Saturday, July 23, 2011

Rockefeller's Blizzard

As the heat of July cranks up, I am sharing some memories of the cold winter during my freshman year at the University of Charleston.

Early in 1977, Jay Rockefeller had just been sworn in as governor of West Virginia. It was in the middle of a cold spell that had seen the Kanawha and Ohio Rivers freeze over from bank to bank for the first time since the '50s. Political Science chairperson Dr. Evelyn Harris had prime tickets for the inaugural ceremony that she was giving away for any of us students to attend. I thought I had a ride with Christy Velasquez in her butterscotch colored Ford Maverick, but she decided it was too cold after all. I wasn't all that disappointed, because it was bitterly cold, plus I had already seen an inauguration four years earlier with Arch Moore.

While I didn't get to see the inauguration itself, I did get a last minute offer to attend the Inaugural Ball that night. Robin D.'s friend Terrie D. needed a date for the ball (I think she had a boyfriend at Marshall who wasn't able to get back to Charleston), and so I got drafted in the CT to go with her. We had a great time partying in the auditorium of the new office complex with the Charlie Daniels Band and in the Great Hall of the West Virginia Cultural Center with Les Brown and his Band of Renown. Going to college in the capital city definitely had its benefits!

Less than two weeks after being sworn in as governor, and still in the midst of a frigid winter, the National Weather Service was suddenly predicting a huge winter storm to hit West Virginia. Emergency announcements were being made on the radio stations. The new governor went on the air and warned everyone on that Friday afternoon that a blizzard was coming from the west. It was going to be worse than the infamous Thanksgiving 1950 storm that us kids had heard our parents tell such tall tales about.

My friends in Cox Hall at UC decided we had to prepare for the impending ordeal. Jay S. had a car on campus, and we would make a run to Krogers in Kanawha City.

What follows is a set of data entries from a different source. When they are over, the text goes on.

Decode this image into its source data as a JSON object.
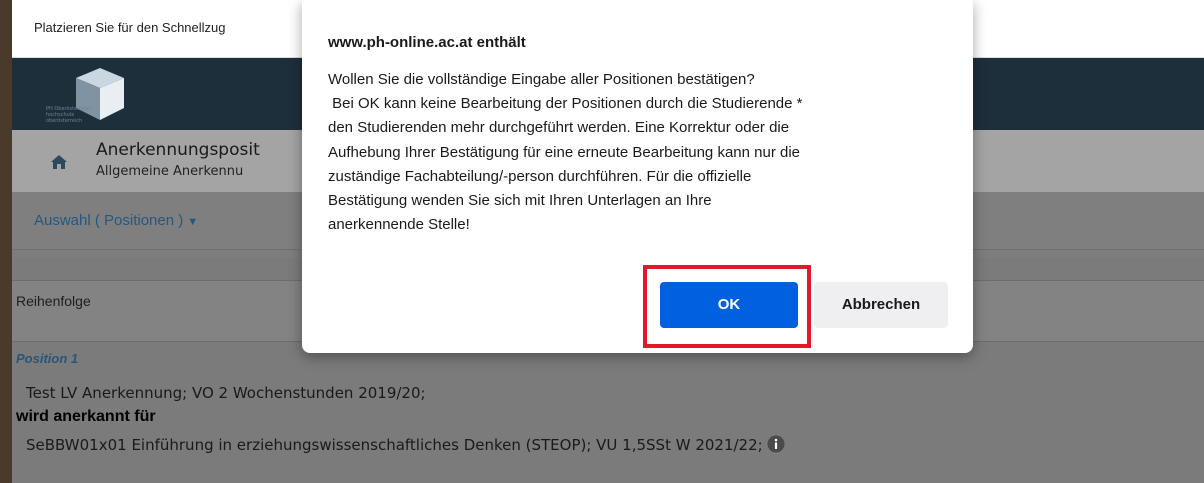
{
  "topbar": {
    "message": "Platzieren Sie für den Schnellzug"
  },
  "header": {
    "logo_text_lines": [
      "PH Oberösterreich",
      "hochschule",
      "oberösterreich"
    ]
  },
  "pathbar": {
    "title": "Anerkennungsposit",
    "subtitle": "Allgemeine Anerkennu"
  },
  "tabbar": {
    "tab_label": "Auswahl ( Positionen )",
    "tab_caret": "▼"
  },
  "content": {
    "order_label": "Reihenfolge",
    "position_label": "Position 1",
    "line1": "Test LV Anerkennung; VO 2 Wochenstunden 2019/20;",
    "line2": "wird anerkannt für",
    "line3": "SeBBW01x01 Einführung in erziehungswissenschaftliches Denken (STEOP); VU 1,5SSt W 2021/22;",
    "info_icon": "info-icon"
  },
  "dialog": {
    "title": "www.ph-online.ac.at enthält",
    "body": "Wollen Sie die vollständige Eingabe aller Positionen bestätigen?\n Bei OK kann keine Bearbeitung der Positionen durch die Studierende *\nden Studierenden mehr durchgeführt werden. Eine Korrektur oder die\nAufhebung Ihrer Bestätigung für eine erneute Bearbeitung kann nur die\nzuständige Fachabteilung/-person durchführen. Für die offizielle\nBestätigung wenden Sie sich mit Ihren Unterlagen an Ihre\nanerkennende Stelle!",
    "ok_label": "OK",
    "cancel_label": "Abbrechen"
  },
  "colors": {
    "ok_button": "#0060df",
    "highlight": "#e1172a",
    "header": "#1d2f3b",
    "tab_text": "#25587f"
  }
}
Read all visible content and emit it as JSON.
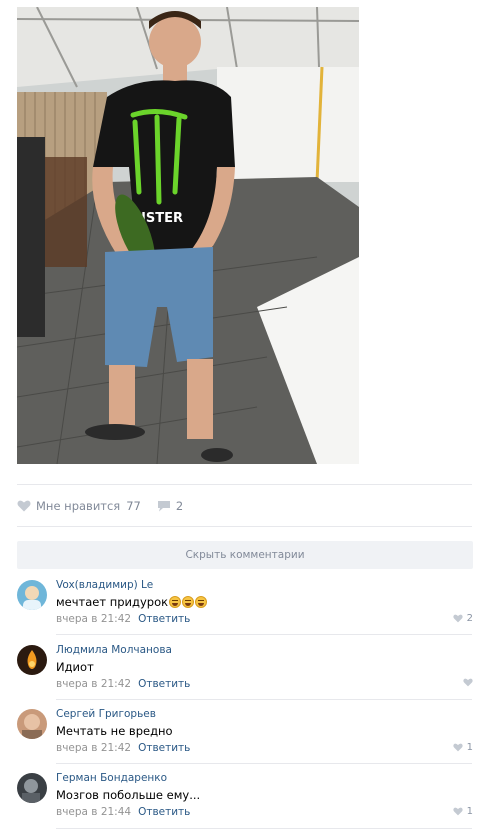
{
  "post": {
    "photo_alt": "Photo",
    "likes_label": "Мне нравится",
    "likes_count": "77",
    "comments_count": "2"
  },
  "hide_comments_label": "Скрыть комментарии",
  "comments": [
    {
      "author": "Vox(владимир) Le",
      "text": "мечтает придурок",
      "emoji_count": 3,
      "time": "вчера в 21:42",
      "reply": "Ответить",
      "likes": "2",
      "avatar_color": "#6fb6d9"
    },
    {
      "author": "Людмила Молчанова",
      "text": "Идиот",
      "time": "вчера в 21:42",
      "reply": "Ответить",
      "likes": "",
      "avatar_color": "#2b1a10"
    },
    {
      "author": "Сергей Григорьев",
      "text": "Мечтать не вредно",
      "time": "вчера в 21:42",
      "reply": "Ответить",
      "likes": "1",
      "avatar_color": "#c99a7a"
    },
    {
      "author": "Герман Бондаренко",
      "text": "Мозгов побольше ему...",
      "time": "вчера в 21:44",
      "reply": "Ответить",
      "likes": "1",
      "avatar_color": "#3a3f44"
    }
  ],
  "colors": {
    "link": "#2a5885",
    "meta": "#939393",
    "separator": "#e7e8ec",
    "bar": "#f0f2f5"
  }
}
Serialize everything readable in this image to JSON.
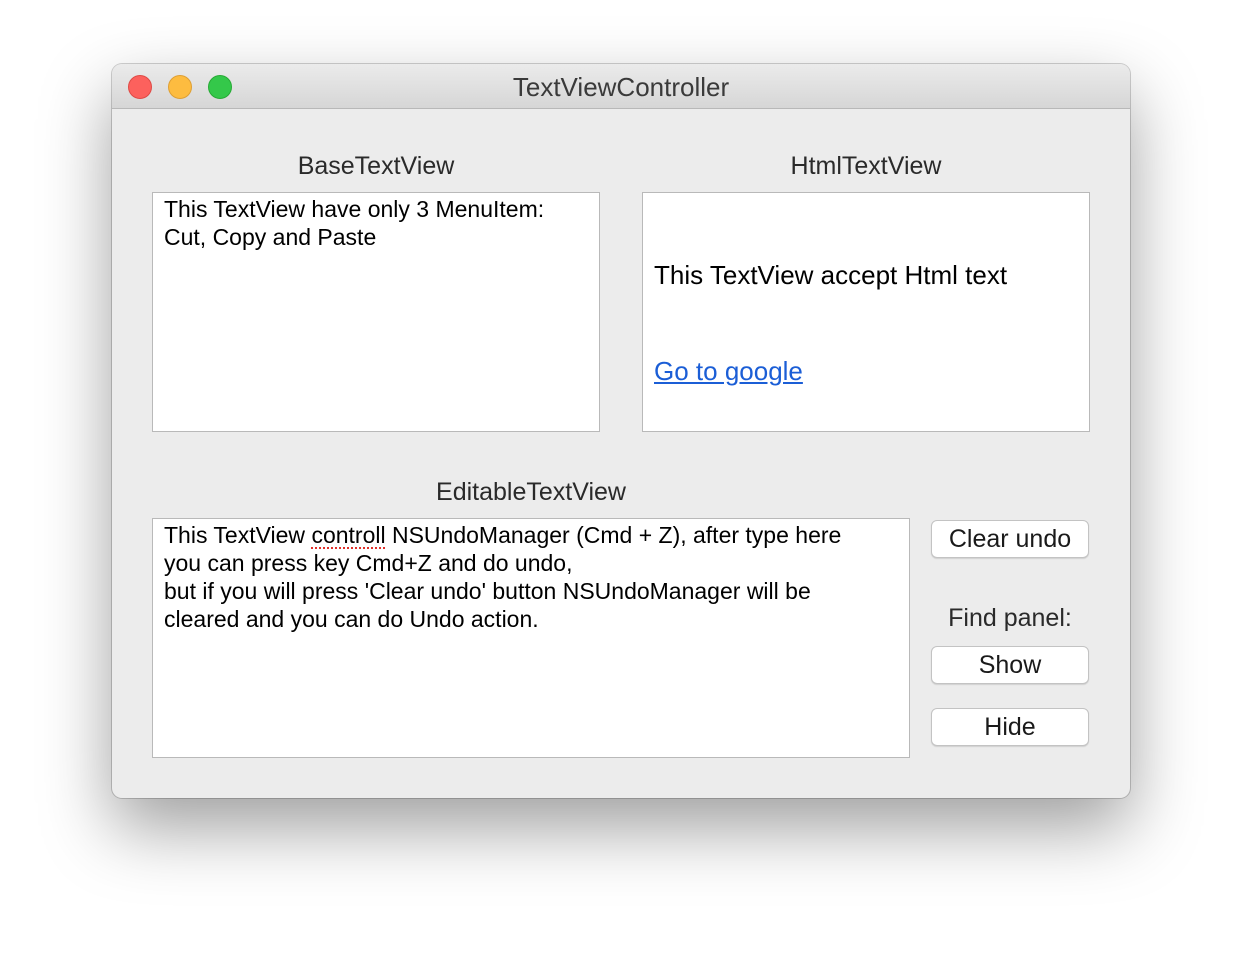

This was not just any car Jay had—it was a 1941 Chevy that we called “Black Beauty.” We gathered monetary contributions before hopping into Black Beauty and heading down MacCorkle Avenue to buy the essentials necessary for a guys' dorm—beer and snacks. However, former Boy Scouts Eric F. and Roger B. insisted that we also needed to get some survival food. Besides normal party essentials like bags of potato chips and pretzels, canned goods like Spam and pork & beans had to be added to our shopping list, since we didn't know just how many days (or possibly weeks) we would be snowed in. After all, the governor had declared a state of emergency!

The inside of Krogers that afternoon was crazy. Everyone had heard about the coming blizzard and were stocking up for the inevitable isolation. I have never seen such crisis shopping in my life, as entire shelving units were being depleted. The lines at the checkout were horrendous! It was quite an experience. I remember it any time the television news show similar episodes prior to hurricanes coming ashore.

As we hunkered down in the dorm for the night, we had plenty to party with as the snow started to fall (although we saved the cans of pork & beans and Spam for later when we would need them to survive). We were determined to have a good time as we rode out the storm. We were certain that the next morning would involve attempts just to dig our way out of the doors on the first floor—if that would even be possible.

However, by the time most of us awoke (which was by no means early that Saturday morning), it became apparent that the big blizzard had not lived up to its billing. For all the emergency proclamations by the governor, and for all the madhouse behavior at the grocery store, this supposedly gigantic blizzard was hardly worse than a typical winter snowstorm—it was measured in inches, not feet. The only thing huge about it was the party in Cox Hall the night before.

While we don't remember it for its epic amounts of snow, we will always remember the hype that went into Rockefeller's Blizzard.

No comments:

Post a Comment